The Small Business Administration estimates that 543,000 small businesses start up each month, but only half survive for five years or longer. How can you increase the chances of your business being one of those who make the cut?
Ensuring the success of your business begins before you open your office, land your first client, or manufacture your first widget. Knowing how to structure your business can set the stage for success and help avoid costly mistakes. An experienced business lawyer can help make those crucial decisions, including:
- Choosing a business entity. There are many choices for how to set up a business, and each had advantages and disadvantages. For example, the simplest form of business entity, a sole proprietorship, is the easiest to establish and requires the least paperwork. However, it offers no protection for your personal assets in the event of a lawsuit.
- Other business entities, such as LLCs, S-corporations, C-corporations, and partnerships, offer varying degrees of protection and have different requirements. Some business entities need to be registered with the state or with the city in which your business is located. When you meet with your attorney, he/she will ask the right questions in order to determine which choice of entity will best suit your needs and provide the maximum protection.
- Protecting your name or ideas. To protect your name, your intellectual property, and your unique ideas from being stolen, you may need to talk to an attorney about copywriting.
- Choosing a location. Before you buy or rent a property for your business, you may need to make sure that the location you have chosen is zoned for the service you are offering.
- Preparing contracts.
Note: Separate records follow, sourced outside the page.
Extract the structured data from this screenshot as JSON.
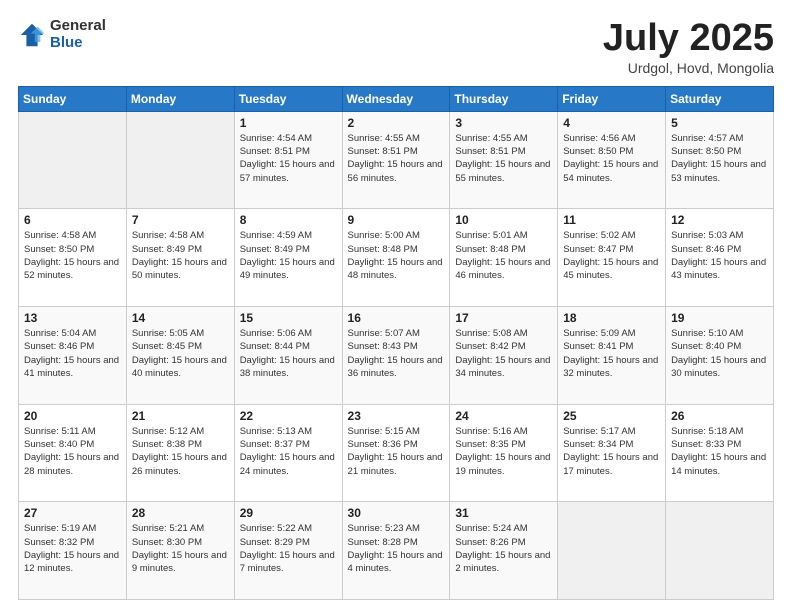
{
  "logo": {
    "general": "General",
    "blue": "Blue"
  },
  "title": {
    "month": "July 2025",
    "location": "Urdgol, Hovd, Mongolia"
  },
  "headers": [
    "Sunday",
    "Monday",
    "Tuesday",
    "Wednesday",
    "Thursday",
    "Friday",
    "Saturday"
  ],
  "weeks": [
    [
      {
        "num": "",
        "sunrise": "",
        "sunset": "",
        "daylight": ""
      },
      {
        "num": "",
        "sunrise": "",
        "sunset": "",
        "daylight": ""
      },
      {
        "num": "1",
        "sunrise": "Sunrise: 4:54 AM",
        "sunset": "Sunset: 8:51 PM",
        "daylight": "Daylight: 15 hours and 57 minutes."
      },
      {
        "num": "2",
        "sunrise": "Sunrise: 4:55 AM",
        "sunset": "Sunset: 8:51 PM",
        "daylight": "Daylight: 15 hours and 56 minutes."
      },
      {
        "num": "3",
        "sunrise": "Sunrise: 4:55 AM",
        "sunset": "Sunset: 8:51 PM",
        "daylight": "Daylight: 15 hours and 55 minutes."
      },
      {
        "num": "4",
        "sunrise": "Sunrise: 4:56 AM",
        "sunset": "Sunset: 8:50 PM",
        "daylight": "Daylight: 15 hours and 54 minutes."
      },
      {
        "num": "5",
        "sunrise": "Sunrise: 4:57 AM",
        "sunset": "Sunset: 8:50 PM",
        "daylight": "Daylight: 15 hours and 53 minutes."
      }
    ],
    [
      {
        "num": "6",
        "sunrise": "Sunrise: 4:58 AM",
        "sunset": "Sunset: 8:50 PM",
        "daylight": "Daylight: 15 hours and 52 minutes."
      },
      {
        "num": "7",
        "sunrise": "Sunrise: 4:58 AM",
        "sunset": "Sunset: 8:49 PM",
        "daylight": "Daylight: 15 hours and 50 minutes."
      },
      {
        "num": "8",
        "sunrise": "Sunrise: 4:59 AM",
        "sunset": "Sunset: 8:49 PM",
        "daylight": "Daylight: 15 hours and 49 minutes."
      },
      {
        "num": "9",
        "sunrise": "Sunrise: 5:00 AM",
        "sunset": "Sunset: 8:48 PM",
        "daylight": "Daylight: 15 hours and 48 minutes."
      },
      {
        "num": "10",
        "sunrise": "Sunrise: 5:01 AM",
        "sunset": "Sunset: 8:48 PM",
        "daylight": "Daylight: 15 hours and 46 minutes."
      },
      {
        "num": "11",
        "sunrise": "Sunrise: 5:02 AM",
        "sunset": "Sunset: 8:47 PM",
        "daylight": "Daylight: 15 hours and 45 minutes."
      },
      {
        "num": "12",
        "sunrise": "Sunrise: 5:03 AM",
        "sunset": "Sunset: 8:46 PM",
        "daylight": "Daylight: 15 hours and 43 minutes."
      }
    ],
    [
      {
        "num": "13",
        "sunrise": "Sunrise: 5:04 AM",
        "sunset": "Sunset: 8:46 PM",
        "daylight": "Daylight: 15 hours and 41 minutes."
      },
      {
        "num": "14",
        "sunrise": "Sunrise: 5:05 AM",
        "sunset": "Sunset: 8:45 PM",
        "daylight": "Daylight: 15 hours and 40 minutes."
      },
      {
        "num": "15",
        "sunrise": "Sunrise: 5:06 AM",
        "sunset": "Sunset: 8:44 PM",
        "daylight": "Daylight: 15 hours and 38 minutes."
      },
      {
        "num": "16",
        "sunrise": "Sunrise: 5:07 AM",
        "sunset": "Sunset: 8:43 PM",
        "daylight": "Daylight: 15 hours and 36 minutes."
      },
      {
        "num": "17",
        "sunrise": "Sunrise: 5:08 AM",
        "sunset": "Sunset: 8:42 PM",
        "daylight": "Daylight: 15 hours and 34 minutes."
      },
      {
        "num": "18",
        "sunrise": "Sunrise: 5:09 AM",
        "sunset": "Sunset: 8:41 PM",
        "daylight": "Daylight: 15 hours and 32 minutes."
      },
      {
        "num": "19",
        "sunrise": "Sunrise: 5:10 AM",
        "sunset": "Sunset: 8:40 PM",
        "daylight": "Daylight: 15 hours and 30 minutes."
      }
    ],
    [
      {
        "num": "20",
        "sunrise": "Sunrise: 5:11 AM",
        "sunset": "Sunset: 8:40 PM",
        "daylight": "Daylight: 15 hours and 28 minutes."
      },
      {
        "num": "21",
        "sunrise": "Sunrise: 5:12 AM",
        "sunset": "Sunset: 8:38 PM",
        "daylight": "Daylight: 15 hours and 26 minutes."
      },
      {
        "num": "22",
        "sunrise": "Sunrise: 5:13 AM",
        "sunset": "Sunset: 8:37 PM",
        "daylight": "Daylight: 15 hours and 24 minutes."
      },
      {
        "num": "23",
        "sunrise": "Sunrise: 5:15 AM",
        "sunset": "Sunset: 8:36 PM",
        "daylight": "Daylight: 15 hours and 21 minutes."
      },
      {
        "num": "24",
        "sunrise": "Sunrise: 5:16 AM",
        "sunset": "Sunset: 8:35 PM",
        "daylight": "Daylight: 15 hours and 19 minutes."
      },
      {
        "num": "25",
        "sunrise": "Sunrise: 5:17 AM",
        "sunset": "Sunset: 8:34 PM",
        "daylight": "Daylight: 15 hours and 17 minutes."
      },
      {
        "num": "26",
        "sunrise": "Sunrise: 5:18 AM",
        "sunset": "Sunset: 8:33 PM",
        "daylight": "Daylight: 15 hours and 14 minutes."
      }
    ],
    [
      {
        "num": "27",
        "sunrise": "Sunrise: 5:19 AM",
        "sunset": "Sunset: 8:32 PM",
        "daylight": "Daylight: 15 hours and 12 minutes."
      },
      {
        "num": "28",
        "sunrise": "Sunrise: 5:21 AM",
        "sunset": "Sunset: 8:30 PM",
        "daylight": "Daylight: 15 hours and 9 minutes."
      },
      {
        "num": "29",
        "sunrise": "Sunrise: 5:22 AM",
        "sunset": "Sunset: 8:29 PM",
        "daylight": "Daylight: 15 hours and 7 minutes."
      },
      {
        "num": "30",
        "sunrise": "Sunrise: 5:23 AM",
        "sunset": "Sunset: 8:28 PM",
        "daylight": "Daylight: 15 hours and 4 minutes."
      },
      {
        "num": "31",
        "sunrise": "Sunrise: 5:24 AM",
        "sunset": "Sunset: 8:26 PM",
        "daylight": "Daylight: 15 hours and 2 minutes."
      },
      {
        "num": "",
        "sunrise": "",
        "sunset": "",
        "daylight": ""
      },
      {
        "num": "",
        "sunrise": "",
        "sunset": "",
        "daylight": ""
      }
    ]
  ]
}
Whether you are selling auto parts, offering dog-sitting services, or opening a restaurant, you may need contracts for customers, employees, or subcontractors. You should always have an attorney prepare or review any contract you will be using, to make sure your legal rights are protected, and that the contract can be enforced.
- Taxes. You may hire an accountant or use tax preparation software to do your business taxes, but an attorney can help you obtain an EIN (employer identification number), make sure you have the necessary local business licenses, and give you advice on the basic tax consequences of various types of business entities.
Many new business owners find themselves so consumed with the minutiae of setting up their operation that they are unable to do what they do best. While your attorney takes care of these details, you can focus on making your product or perfecting your service. You can concentrate on the most important ingredient for your success - satisfied customers. For more information about the benefits of hiring a business attorney or to schedule a consultation, contact Williams and Jorden here.